#### [About this exercise]
Type out the listing again, exactly, with every line included.

Entries supplied Start Marker

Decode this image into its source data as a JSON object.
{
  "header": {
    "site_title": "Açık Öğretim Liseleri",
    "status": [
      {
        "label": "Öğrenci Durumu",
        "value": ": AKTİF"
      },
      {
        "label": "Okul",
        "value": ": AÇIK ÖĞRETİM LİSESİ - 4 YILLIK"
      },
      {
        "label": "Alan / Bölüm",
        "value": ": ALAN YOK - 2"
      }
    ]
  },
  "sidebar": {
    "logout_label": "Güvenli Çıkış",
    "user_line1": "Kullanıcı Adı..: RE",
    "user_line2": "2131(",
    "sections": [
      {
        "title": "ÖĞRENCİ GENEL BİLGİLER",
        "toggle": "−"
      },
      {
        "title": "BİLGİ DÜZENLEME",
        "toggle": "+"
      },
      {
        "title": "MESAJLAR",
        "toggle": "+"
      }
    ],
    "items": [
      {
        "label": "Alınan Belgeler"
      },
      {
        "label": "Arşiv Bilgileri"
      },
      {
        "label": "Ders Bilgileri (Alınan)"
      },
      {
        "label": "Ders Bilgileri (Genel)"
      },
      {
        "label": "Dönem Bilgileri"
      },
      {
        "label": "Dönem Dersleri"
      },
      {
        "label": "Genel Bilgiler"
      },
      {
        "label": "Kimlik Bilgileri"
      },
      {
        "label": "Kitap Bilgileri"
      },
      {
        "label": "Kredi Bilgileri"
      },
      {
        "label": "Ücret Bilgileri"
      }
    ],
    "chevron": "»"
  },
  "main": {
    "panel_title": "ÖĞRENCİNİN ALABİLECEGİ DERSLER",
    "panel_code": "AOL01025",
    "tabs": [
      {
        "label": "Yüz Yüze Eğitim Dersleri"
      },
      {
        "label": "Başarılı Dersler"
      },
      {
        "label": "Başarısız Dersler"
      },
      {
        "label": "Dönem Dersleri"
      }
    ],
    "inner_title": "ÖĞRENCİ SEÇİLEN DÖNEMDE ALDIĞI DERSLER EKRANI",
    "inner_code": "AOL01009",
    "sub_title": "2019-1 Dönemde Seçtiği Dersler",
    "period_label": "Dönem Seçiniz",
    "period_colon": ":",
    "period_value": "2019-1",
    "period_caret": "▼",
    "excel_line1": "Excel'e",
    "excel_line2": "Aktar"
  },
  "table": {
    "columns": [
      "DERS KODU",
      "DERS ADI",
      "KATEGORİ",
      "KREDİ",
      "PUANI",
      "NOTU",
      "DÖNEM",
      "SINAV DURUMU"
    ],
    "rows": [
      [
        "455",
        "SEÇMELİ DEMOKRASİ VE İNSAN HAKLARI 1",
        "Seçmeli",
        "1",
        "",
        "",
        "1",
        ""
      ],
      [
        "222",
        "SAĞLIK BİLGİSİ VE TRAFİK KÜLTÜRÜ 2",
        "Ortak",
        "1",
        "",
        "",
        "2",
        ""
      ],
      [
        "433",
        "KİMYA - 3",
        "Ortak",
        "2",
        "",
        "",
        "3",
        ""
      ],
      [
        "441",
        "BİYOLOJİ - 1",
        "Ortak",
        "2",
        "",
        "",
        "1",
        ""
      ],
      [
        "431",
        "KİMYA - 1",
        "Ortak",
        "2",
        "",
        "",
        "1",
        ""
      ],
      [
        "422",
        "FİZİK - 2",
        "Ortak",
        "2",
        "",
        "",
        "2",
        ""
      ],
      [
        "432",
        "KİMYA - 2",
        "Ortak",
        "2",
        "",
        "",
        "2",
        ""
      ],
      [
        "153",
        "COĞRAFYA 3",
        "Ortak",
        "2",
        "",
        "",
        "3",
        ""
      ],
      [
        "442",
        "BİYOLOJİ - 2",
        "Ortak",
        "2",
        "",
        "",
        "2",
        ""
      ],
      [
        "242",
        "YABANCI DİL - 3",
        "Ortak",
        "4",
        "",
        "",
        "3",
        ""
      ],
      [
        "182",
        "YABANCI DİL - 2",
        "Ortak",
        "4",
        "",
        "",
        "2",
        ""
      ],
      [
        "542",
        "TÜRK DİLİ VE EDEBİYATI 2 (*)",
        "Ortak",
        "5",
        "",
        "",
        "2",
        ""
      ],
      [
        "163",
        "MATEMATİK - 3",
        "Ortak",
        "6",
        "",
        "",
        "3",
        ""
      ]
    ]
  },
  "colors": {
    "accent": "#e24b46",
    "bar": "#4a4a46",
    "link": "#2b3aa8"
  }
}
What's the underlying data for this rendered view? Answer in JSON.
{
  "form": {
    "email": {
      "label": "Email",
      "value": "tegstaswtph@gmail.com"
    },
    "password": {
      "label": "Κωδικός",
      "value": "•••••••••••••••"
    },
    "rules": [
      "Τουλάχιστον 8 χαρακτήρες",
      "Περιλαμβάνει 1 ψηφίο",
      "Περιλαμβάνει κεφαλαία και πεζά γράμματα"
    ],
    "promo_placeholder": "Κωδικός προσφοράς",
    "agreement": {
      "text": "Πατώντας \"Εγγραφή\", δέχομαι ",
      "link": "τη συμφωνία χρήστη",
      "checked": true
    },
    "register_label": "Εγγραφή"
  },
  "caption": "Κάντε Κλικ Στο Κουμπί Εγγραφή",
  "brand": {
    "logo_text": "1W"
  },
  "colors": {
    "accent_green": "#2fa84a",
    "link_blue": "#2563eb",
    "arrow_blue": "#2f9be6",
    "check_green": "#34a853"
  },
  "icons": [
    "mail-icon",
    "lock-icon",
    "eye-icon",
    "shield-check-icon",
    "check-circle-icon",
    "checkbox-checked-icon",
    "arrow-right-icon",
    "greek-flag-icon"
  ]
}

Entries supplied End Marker

#### [Exercise answer]
Decode this image into its source data as a JSON object.
{
  "header": {
    "site_title": "Açık Öğretim Liseleri",
    "status": [
      {
        "label": "Öğrenci Durumu",
        "value": ": AKTİF"
      },
      {
        "label": "Okul",
        "value": ": AÇIK ÖĞRETİM LİSESİ - 4 YILLIK"
      },
      {
        "label": "Alan / Bölüm",
        "value": ": ALAN YOK - 2"
      }
    ]
  },
  "sidebar": {
    "logout_label": "Güvenli Çıkış",
    "user_line1": "Kullanıcı Adı..: RE",
    "user_line2": "2131(",
    "sections": [
      {
        "title": "ÖĞRENCİ GENEL BİLGİLER",
        "toggle": "−"
      },
      {
        "title": "BİLGİ DÜZENLEME",
        "toggle": "+"
      },
      {
        "title": "MESAJLAR",
        "toggle": "+"
      }
    ],
    "items": [
      {
        "label": "Alınan Belgeler"
      },
      {
        "label": "Arşiv Bilgileri"
      },
      {
        "label": "Ders Bilgileri (Alınan)"
      },
      {
        "label": "Ders Bilgileri (Genel)"
      },
      {
        "label": "Dönem Bilgileri"
      },
      {
        "label": "Dönem Dersleri"
      },
      {
        "label": "Genel Bilgiler"
      },
      {
        "label": "Kimlik Bilgileri"
      },
      {
        "label": "Kitap Bilgileri"
      },
      {
        "label": "Kredi Bilgileri"
      },
      {
        "label": "Ücret Bilgileri"
      }
    ],
    "chevron": "»"
  },
  "main": {
    "panel_title": "ÖĞRENCİNİN ALABİLECEGİ DERSLER",
    "panel_code": "AOL01025",
    "tabs": [
      {
        "label": "Yüz Yüze Eğitim Dersleri"
      },
      {
        "label": "Başarılı Dersler"
      },
      {
        "label": "Başarısız Dersler"
      },
      {
        "label": "Dönem Dersleri"
      }
    ],
    "inner_title": "ÖĞRENCİ SEÇİLEN DÖNEMDE ALDIĞI DERSLER EKRANI",
    "inner_code": "AOL01009",
    "sub_title": "2019-1 Dönemde Seçtiği Dersler",
    "period_label": "Dönem Seçiniz",
    "period_colon": ":",
    "period_value": "2019-1",
    "period_caret": "▼",
    "excel_line1": "Excel'e",
    "excel_line2": "Aktar"
  },
  "table": {
    "columns": [
      "DERS KODU",
      "DERS ADI",
      "KATEGORİ",
      "KREDİ",
      "PUANI",
      "NOTU",
      "DÖNEM",
      "SINAV DURUMU"
    ],
    "rows": [
      [
        "455",
        "SEÇMELİ DEMOKRASİ VE İNSAN HAKLARI 1",
        "Seçmeli",
        "1",
        "",
        "",
        "1",
        ""
      ],
      [
        "222",
        "SAĞLIK BİLGİSİ VE TRAFİK KÜLTÜRÜ 2",
        "Ortak",
        "1",
        "",
        "",
        "2",
        ""
      ],
      [
        "433",
        "KİMYA - 3",
        "Ortak",
        "2",
        "",
        "",
        "3",
        ""
      ],
      [
        "441",
        "BİYOLOJİ - 1",
        "Ortak",
        "2",
        "",
        "",
        "1",
        ""
      ],
      [
        "431",
        "KİMYA - 1",
        "Ortak",
        "2",
        "",
        "",
        "1",
        ""
      ],
      [
        "422",
        "FİZİK - 2",
        "Ortak",
        "2",
        "",
        "",
        "2",
        ""
      ],
      [
        "432",
        "KİMYA - 2",
        "Ortak",
        "2",
        "",
        "",
        "2",
        ""
      ],
      [
        "153",
        "COĞRAFYA 3",
        "Ortak",
        "2",
        "",
        "",
        "3",
        ""
      ],
      [
        "442",
        "BİYOLOJİ - 2",
        "Ortak",
        "2",
        "",
        "",
        "2",
        ""
      ],
      [
        "242",
        "YABANCI DİL - 3",
        "Ortak",
        "4",
        "",
        "",
        "3",
        ""
      ],
      [
        "182",
        "YABANCI DİL - 2",
        "Ortak",
        "4",
        "",
        "",
        "2",
        ""
      ],
      [
        "542",
        "TÜRK DİLİ VE EDEBİYATI 2 (*)",
        "Ortak",
        "5",
        "",
        "",
        "2",
        ""
      ],
      [
        "163",
        "MATEMATİK - 3",
        "Ortak",
        "6",
        "",
        "",
        "3",
        ""
      ]
    ]
  },
  "colors": {
    "accent": "#e24b46",
    "bar": "#4a4a46",
    "link": "#2b3aa8"
  }
}
What's the underlying data for this rendered view? Answer in JSON.
{
  "form": {
    "email": {
      "label": "Email",
      "value": "tegstaswtph@gmail.com"
    },
    "password": {
      "label": "Κωδικός",
      "value": "•••••••••••••••"
    },
    "rules": [
      "Τουλάχιστον 8 χαρακτήρες",
      "Περιλαμβάνει 1 ψηφίο",
      "Περιλαμβάνει κεφαλαία και πεζά γράμματα"
    ],
    "promo_placeholder": "Κωδικός προσφοράς",
    "agreement": {
      "text": "Πατώντας \"Εγγραφή\", δέχομαι ",
      "link": "τη συμφωνία χρήστη",
      "checked": true
    },
    "register_label": "Εγγραφή"
  },
  "caption": "Κάντε Κλικ Στο Κουμπί Εγγραφή",
  "brand": {
    "logo_text": "1W"
  },
  "colors": {
    "accent_green": "#2fa84a",
    "link_blue": "#2563eb",
    "arrow_blue": "#2f9be6",
    "check_green": "#34a853"
  },
  "icons": [
    "mail-icon",
    "lock-icon",
    "eye-icon",
    "shield-check-icon",
    "check-circle-icon",
    "checkbox-checked-icon",
    "arrow-right-icon",
    "greek-flag-icon"
  ]
}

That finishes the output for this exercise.